Find the lines below in which the string "ABACAXI" occurs. Copy each one.

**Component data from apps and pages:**
....
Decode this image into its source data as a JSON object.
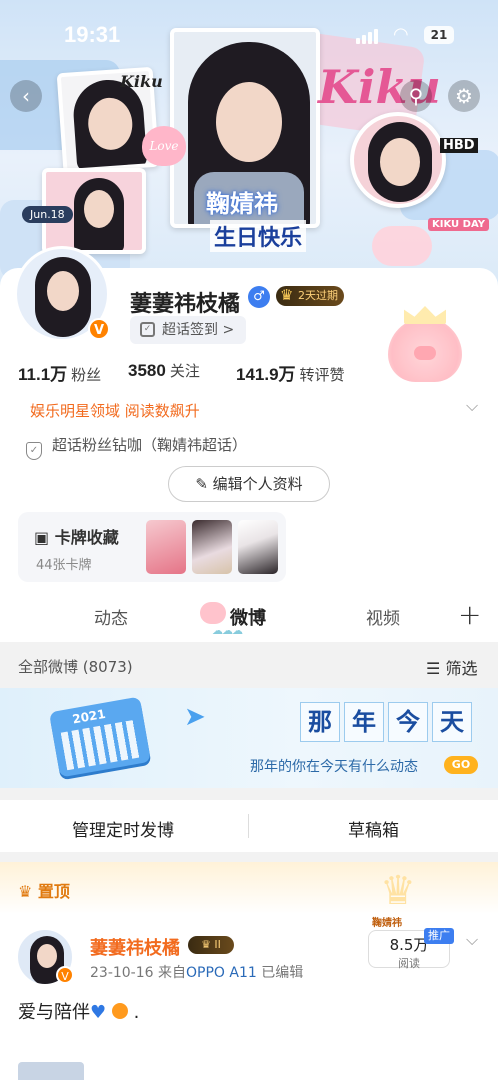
{
  "status_bar": {
    "time": "19:31",
    "battery": "21"
  },
  "banner": {
    "title_line1": "鞠婧祎",
    "title_line2": "生日快乐",
    "script_text": "Kiku",
    "date_tag": "Jun.18",
    "love_tag": "Love",
    "hbd_tag": "HBD",
    "day_tag": "KIKU DAY"
  },
  "profile": {
    "username": "萋萋祎枝橘",
    "vip_label": "2天过期",
    "checkin_label": "超话签到 >",
    "verified_badge": "V",
    "stats": [
      {
        "value": "11.1万",
        "label": "粉丝"
      },
      {
        "value": "3580",
        "label": "关注"
      },
      {
        "value": "141.9万",
        "label": "转评赞"
      }
    ],
    "honor_text": "娱乐明星领域 阅读数飙升",
    "fan_title": "超话粉丝钻咖（鞠婧祎超话）",
    "edit_button": "编辑个人资料",
    "cards": {
      "title": "卡牌收藏",
      "count": "44张卡牌"
    }
  },
  "tabs": [
    {
      "label": "动态",
      "active": false
    },
    {
      "label": "微博",
      "active": true
    },
    {
      "label": "视频",
      "active": false
    }
  ],
  "tab_plus": "+",
  "filter_bar": {
    "all_label": "全部微博 (8073)",
    "filter_label": "筛选"
  },
  "memory": {
    "chars": [
      "那",
      "年",
      "今",
      "天"
    ],
    "subtitle": "那年的你在今天有什么动态",
    "go": "GO",
    "calendar_year": "2021"
  },
  "manage": {
    "schedule": "管理定时发博",
    "drafts": "草稿箱"
  },
  "post": {
    "pinned_label": "置顶",
    "author": "萋萋祎枝橘",
    "vip_level": "II",
    "date": "23-10-16",
    "source_prefix": "来自",
    "source": "OPPO A11",
    "edited": "已编辑",
    "reads_value": "8.5万",
    "reads_label": "阅读",
    "promo": "推广",
    "corner_tag": "鞠婧祎",
    "text": "爱与陪伴"
  },
  "colors": {
    "accent": "#ff8200",
    "honor": "#f26b1f",
    "link": "#2a6ab8",
    "brand_blue": "#3d7ef0"
  }
}
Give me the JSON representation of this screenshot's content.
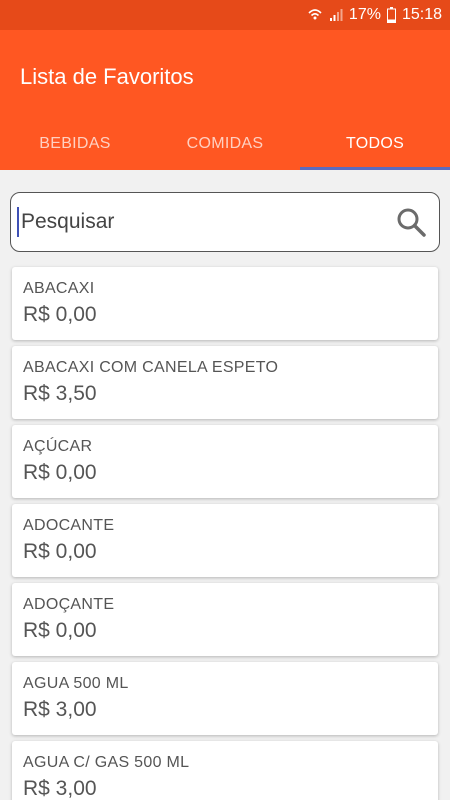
{
  "status": {
    "battery": "17%",
    "time": "15:18"
  },
  "app": {
    "title": "Lista de Favoritos"
  },
  "tabs": [
    {
      "label": "BEBIDAS"
    },
    {
      "label": "COMIDAS"
    },
    {
      "label": "TODOS"
    }
  ],
  "search": {
    "placeholder": "Pesquisar"
  },
  "items": [
    {
      "name": "ABACAXI",
      "price": "R$ 0,00"
    },
    {
      "name": "ABACAXI COM CANELA ESPETO",
      "price": "R$ 3,50"
    },
    {
      "name": "AÇÚCAR",
      "price": "R$ 0,00"
    },
    {
      "name": "ADOCANTE",
      "price": "R$ 0,00"
    },
    {
      "name": "ADOÇANTE",
      "price": "R$ 0,00"
    },
    {
      "name": "AGUA 500 ML",
      "price": "R$ 3,00"
    },
    {
      "name": "AGUA C/ GAS 500 ML",
      "price": "R$ 3,00"
    }
  ],
  "colors": {
    "status_bar": "#e64a19",
    "app_bar": "#ff5722",
    "tab_indicator": "#5c6bc0"
  }
}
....
**Result of the exercise:**
      "name": "ABACAXI",
      "name": "ABACAXI COM CANELA ESPETO",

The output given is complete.